The remarks by the International Development Secretary appear to clash with Tony Blair's appointment of Michael Heseltine, the former cabinet minister, to spearhead British export efforts to China's opening market. They are likely to anger British exporters struggling to find markets abroad.
Ms Short told ITV's Dimbleby programme that during her recent trip to China, her officials asked her to try to win business for British firms. "Within my briefing there was some suggestion I might raise the odd contract that was around. I didn't bother." She added: "Perhaps I shouldn't say that."
But she had raised the question of human rights in China. "My job is the human rights of the poorest people in the world," she said.
She also revealed she had intervened to try to block British arms sales abroad, on humanitrian grounds. Her department has been given new powers to object to proposed arms exports, normally the responsibility of the Foreign Office and the Department of Trade and Industry. Ms Short said she was allowed to object on the grounds the weapons might be used for foreign aggression, internal repression or because the money would be better spent on the poor.

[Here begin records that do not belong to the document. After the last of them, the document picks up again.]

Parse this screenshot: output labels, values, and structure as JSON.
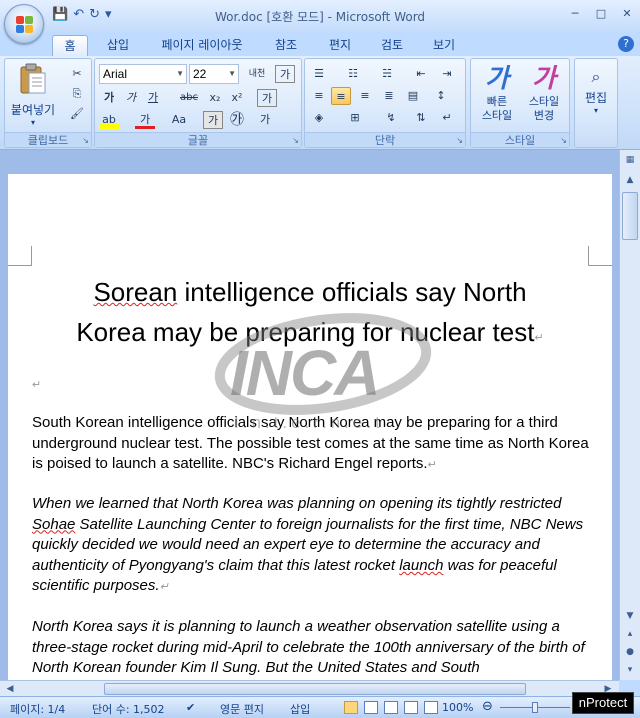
{
  "window": {
    "title": "Wor.doc [호환 모드] - Microsoft Word",
    "minimize": "─",
    "maximize": "□",
    "close": "✕"
  },
  "qat": {
    "save": "💾",
    "undo": "↶",
    "redo": "↻",
    "customize": "▾"
  },
  "tabs": [
    {
      "label": "홈",
      "active": true
    },
    {
      "label": "삽입"
    },
    {
      "label": "페이지 레이아웃"
    },
    {
      "label": "참조"
    },
    {
      "label": "편지"
    },
    {
      "label": "검토"
    },
    {
      "label": "보기"
    }
  ],
  "ribbon": {
    "clipboard": {
      "label": "클립보드",
      "paste": "붙여넣기",
      "paste_arrow": "▾"
    },
    "font": {
      "label": "글꼴",
      "font_name": "Arial",
      "font_size": "22",
      "grow": "내천",
      "clear": "가",
      "bold": "가",
      "italic": "가",
      "underline": "가",
      "strike": "abc",
      "subscript": "x₂",
      "superscript": "x²",
      "change_case": "Aa",
      "char_border": "가",
      "enclosed": "㉮",
      "phonetic": "가",
      "highlight": "ab",
      "font_color": "가"
    },
    "paragraph": {
      "label": "단락"
    },
    "styles": {
      "label": "스타일",
      "quick_styles": "빠른\n스타일",
      "change_styles": "스타일\n변경",
      "quick_glyph": "가",
      "change_glyph": "가"
    },
    "editing": {
      "label": "편집"
    }
  },
  "document": {
    "title_line1": "Sorean intelligence officials say North",
    "title_line2": "Korea may be preparing for nuclear test",
    "title_mark": "↵",
    "empty_mark": "↵",
    "para1": "South Korean intelligence officials say North Korea may be preparing for a third underground nuclear test. The possible test comes at the same time as North Korea is poised to launch a satellite. NBC's Richard Engel reports.",
    "para2": "When we learned that North Korea was planning on opening its tightly restricted Sohae Satellite Launching Center to foreign journalists for the first time, NBC News quickly decided we would need an expert eye to determine the accuracy and authenticity of Pyongyang's claim that this latest rocket launch was for peaceful scientific purposes.",
    "para3": "North Korea says it is planning to launch a weather observation satellite using a three-stage rocket during mid-April to celebrate the 100th anniversary of the birth of North Korean founder Kim Il Sung. But the United States and South",
    "para_mark": "↵",
    "watermark_logo": "INCA",
    "watermark_sub": "I.n.t.e.r.n.e.t"
  },
  "status": {
    "page": "페이지: 1/4",
    "words": "단어 수: 1,502",
    "language": "영문 편지",
    "mode": "삽입",
    "zoom": "100%",
    "zoom_minus": "⊖",
    "zoom_plus": "⊕"
  },
  "nprotect": "nProtect",
  "colors": {
    "accent": "#15428b",
    "highlight": "#fbc660",
    "font_red": "#e02020"
  }
}
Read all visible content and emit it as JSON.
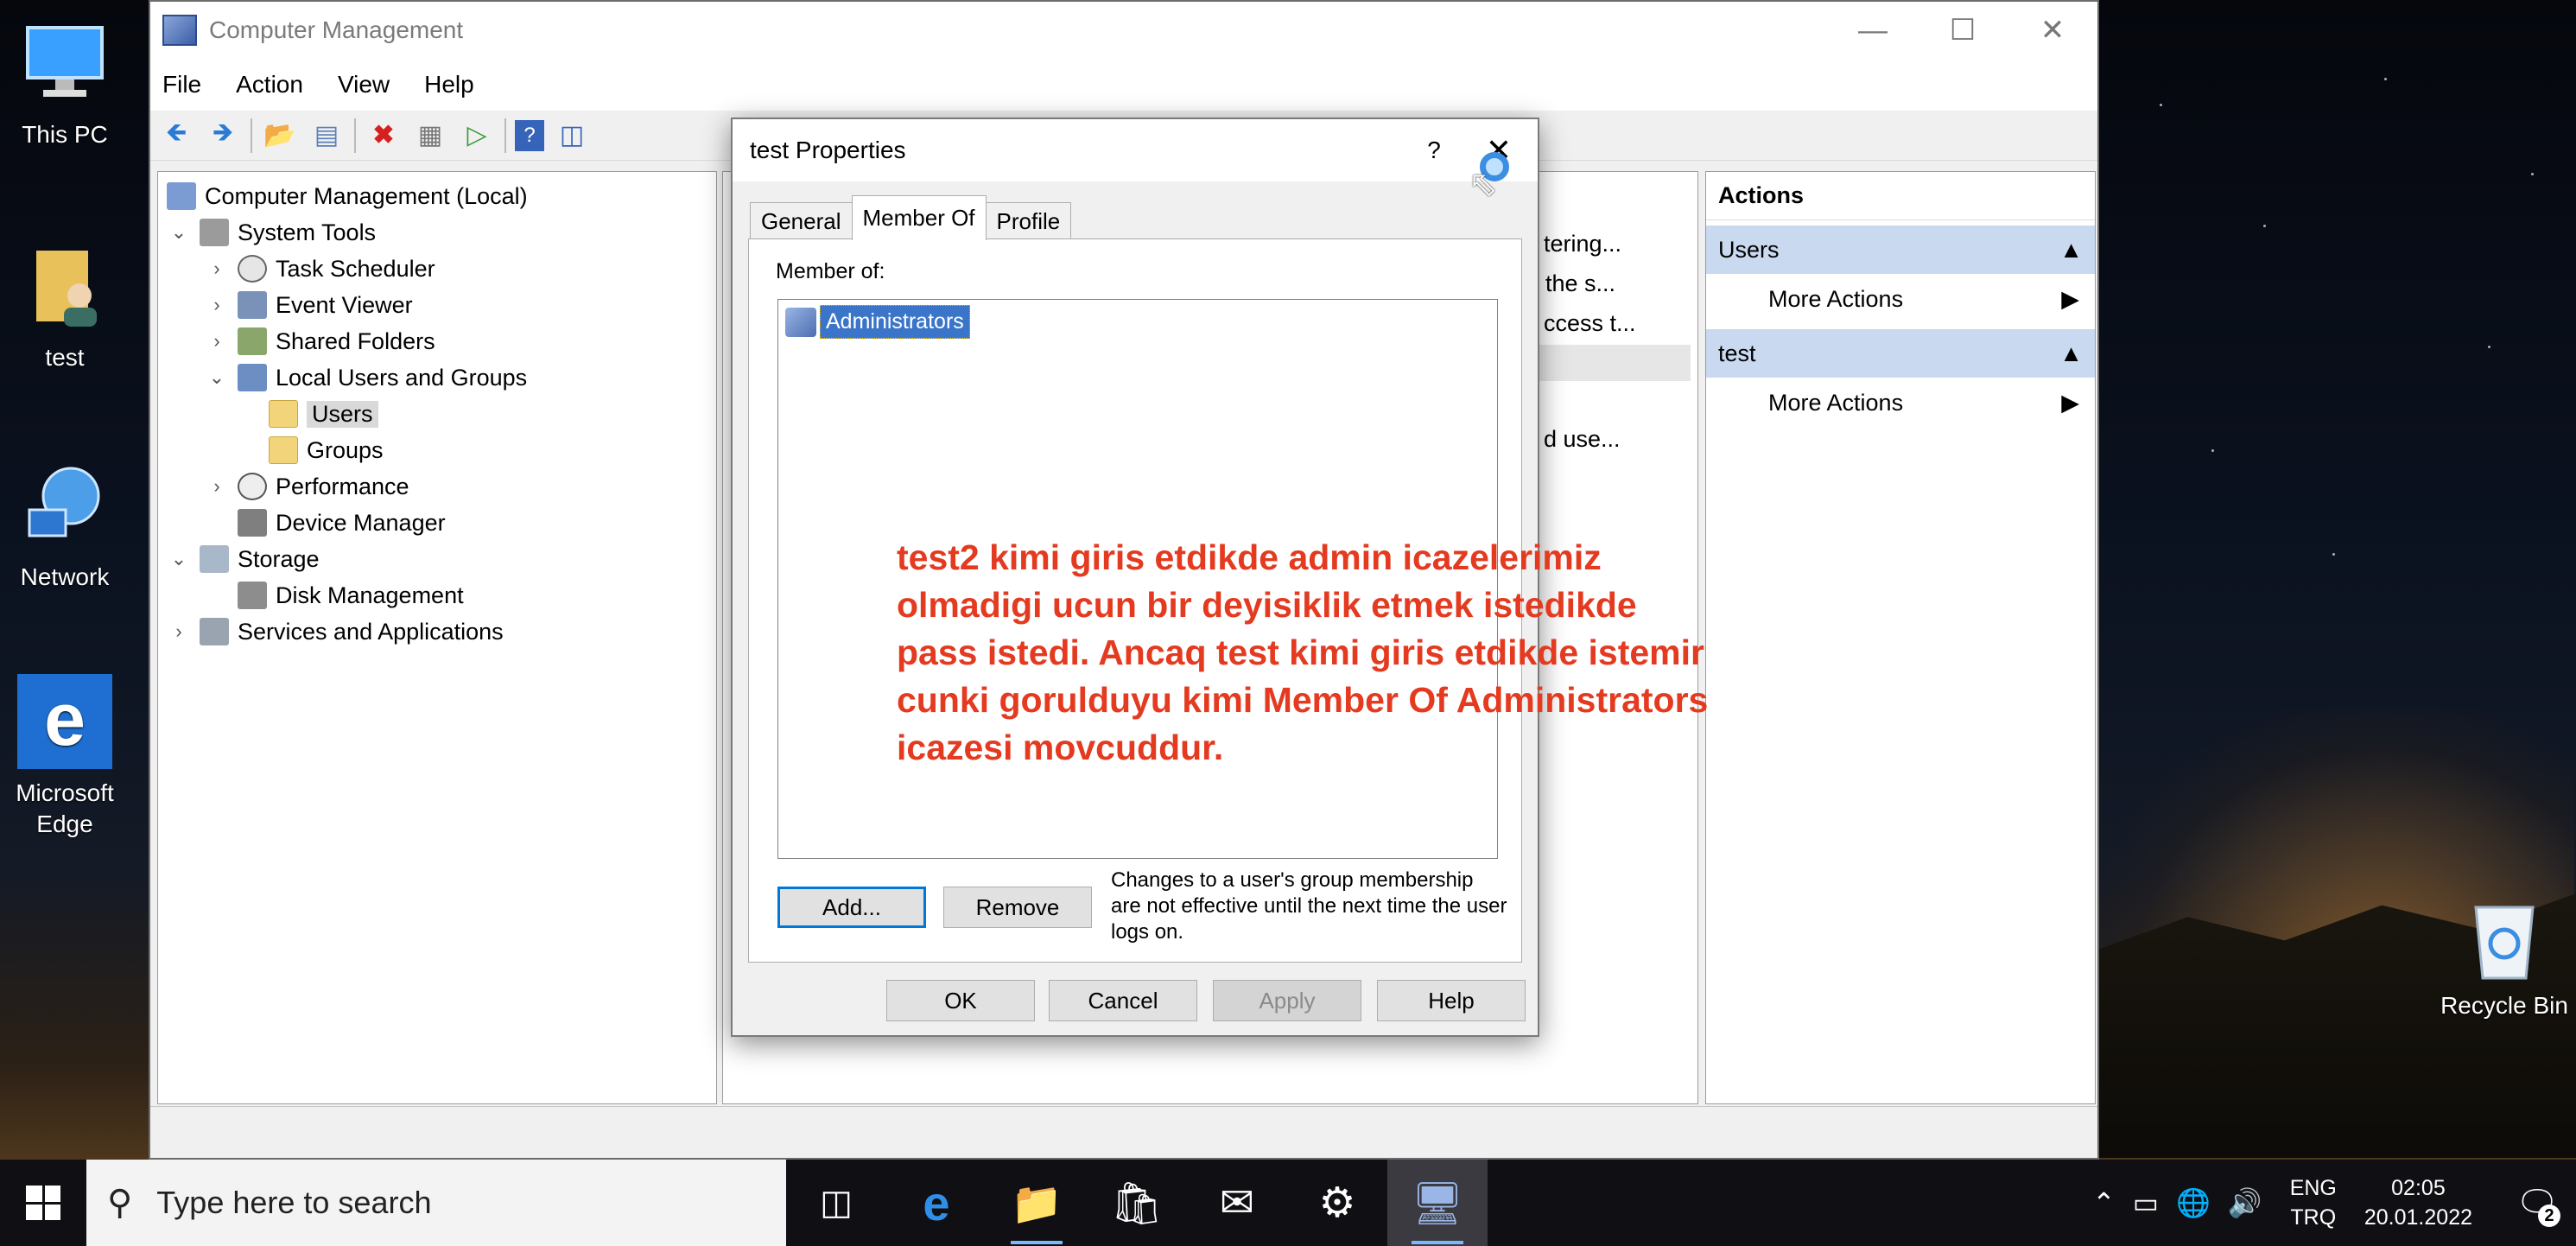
{
  "desktop": {
    "icons": [
      {
        "label": "This PC"
      },
      {
        "label": "test"
      },
      {
        "label": "Network"
      },
      {
        "label": "Microsoft Edge"
      },
      {
        "label": "Recycle Bin"
      }
    ]
  },
  "window": {
    "title": "Computer Management",
    "menu": [
      "File",
      "Action",
      "View",
      "Help"
    ],
    "tree": [
      "Computer Management (Local)",
      "System Tools",
      "Task Scheduler",
      "Event Viewer",
      "Shared Folders",
      "Local Users and Groups",
      "Users",
      "Groups",
      "Performance",
      "Device Manager",
      "Storage",
      "Disk Management",
      "Services and Applications"
    ],
    "center_fragments": [
      "tering...",
      "the s...",
      "ccess t...",
      "d use..."
    ],
    "actions": {
      "header": "Actions",
      "sections": [
        {
          "title": "Users",
          "item": "More Actions"
        },
        {
          "title": "test",
          "item": "More Actions"
        }
      ]
    }
  },
  "dialog": {
    "title": "test Properties",
    "help": "?",
    "tabs": [
      "General",
      "Member Of",
      "Profile"
    ],
    "member_of_label": "Member of:",
    "members": [
      "Administrators"
    ],
    "add_button": "Add...",
    "remove_button": "Remove",
    "note": "Changes to a user's group membership are not effective until the next time the user logs on.",
    "ok": "OK",
    "cancel": "Cancel",
    "apply": "Apply",
    "help_button": "Help"
  },
  "annotation": {
    "lines": [
      "test2 kimi giris etdikde admin icazelerimiz",
      "olmadigi ucun bir deyisiklik etmek istedikde",
      "pass istedi. Ancaq test kimi giris etdikde istemir",
      "cunki gorulduyu kimi Member Of Administrators",
      "icazesi movcuddur."
    ],
    "color": "#e43a20"
  },
  "taskbar": {
    "search_placeholder": "Type here to search",
    "lang_top": "ENG",
    "lang_bottom": "TRQ",
    "time": "02:05",
    "date": "20.01.2022",
    "notifications": "2"
  }
}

The Tory Party accused Ms Short of dropping "another clumsy clanger". Gary Streeter, the shadow minister for International Development, called for a public apology.

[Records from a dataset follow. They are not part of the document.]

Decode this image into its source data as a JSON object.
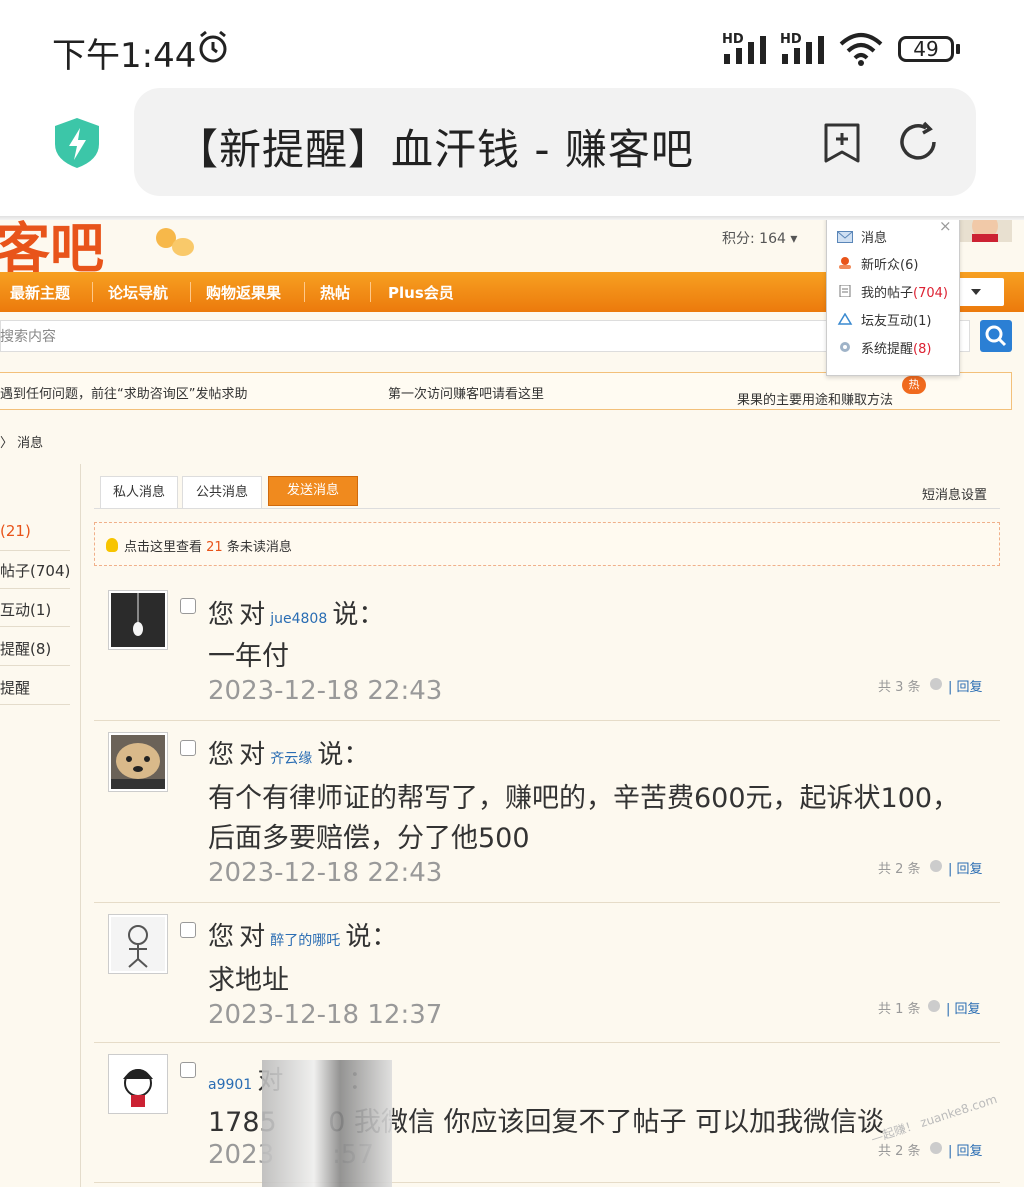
{
  "status": {
    "time": "下午1:44",
    "hd1": "HD",
    "hd2": "HD",
    "battery": "49"
  },
  "address": {
    "title": "【新提醒】血汗钱 - 赚客吧"
  },
  "site": {
    "logo": "客吧",
    "points": "积分: 164 ▾",
    "nav": [
      "最新主题",
      "论坛导航",
      "购物返果果",
      "热帖",
      "Plus会员"
    ],
    "search_placeholder": "搜索内容",
    "notice": [
      "遇到任何问题，前往“求助咨询区”发帖求助",
      "第一次访问赚客吧请看这里",
      "果果的主要用途和赚取方法"
    ],
    "hot": "热",
    "breadcrumb": "〉 消息"
  },
  "dropdown": {
    "close": "×",
    "items": [
      {
        "label": "消息",
        "count": ""
      },
      {
        "label": "新听众(6)",
        "count": ""
      },
      {
        "label": "我的帖子",
        "count": "(704)"
      },
      {
        "label": "坛友互动(1)",
        "count": ""
      },
      {
        "label": "系统提醒",
        "count": "(8)"
      }
    ]
  },
  "sidebar": {
    "items": [
      "(21)",
      "帖子(704)",
      "互动(1)",
      "提醒(8)",
      "提醒"
    ]
  },
  "tabs": {
    "private": "私人消息",
    "public": "公共消息",
    "send": "发送消息",
    "settings": "短消息设置"
  },
  "unread": {
    "pre": "点击这里查看",
    "count": "21",
    "post": "条未读消息"
  },
  "messages": [
    {
      "you": "您",
      "to": "对",
      "user": "jue4808",
      "said": "说：",
      "lines": [
        "一年付"
      ],
      "date": "2023-12-18 22:43",
      "count": "共 3 条",
      "reply": "回复"
    },
    {
      "you": "您",
      "to": "对",
      "user": "齐云缘",
      "said": "说：",
      "lines": [
        "有个有律师证的帮写了，赚吧的，辛苦费600元，起诉状100，",
        "后面多要赔偿，分了他500"
      ],
      "date": "2023-12-18 22:43",
      "count": "共 2 条",
      "reply": "回复"
    },
    {
      "you": "您",
      "to": "对",
      "user": "醉了的哪吒",
      "said": "说：",
      "lines": [
        "求地址"
      ],
      "date": "2023-12-18 12:37",
      "count": "共 1 条",
      "reply": "回复"
    },
    {
      "you": "",
      "to": "对",
      "user": "a9901",
      "said": "：",
      "lines": [
        "1785      0 我微信 你应该回复不了帖子 可以加我微信谈"
      ],
      "date": "2023       :57",
      "count": "共 2 条",
      "reply": "回复"
    }
  ],
  "watermark": "—起赚！ zuanke8.com",
  "colors": {
    "orange": "#ec7a0c",
    "link": "#2a6db3",
    "accent_blue": "#2b7fd4"
  }
}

The Confederation of British Industry was more restrained. A spokeswoman said: "The Prime Minister's visit to China in October was heavily trade- oriented... The CBI sees the role of the Prime Minister and other ministers as facilitators in building and developing trade between the UK and China. It does not look to them to promote individual companies or deals."Reuse content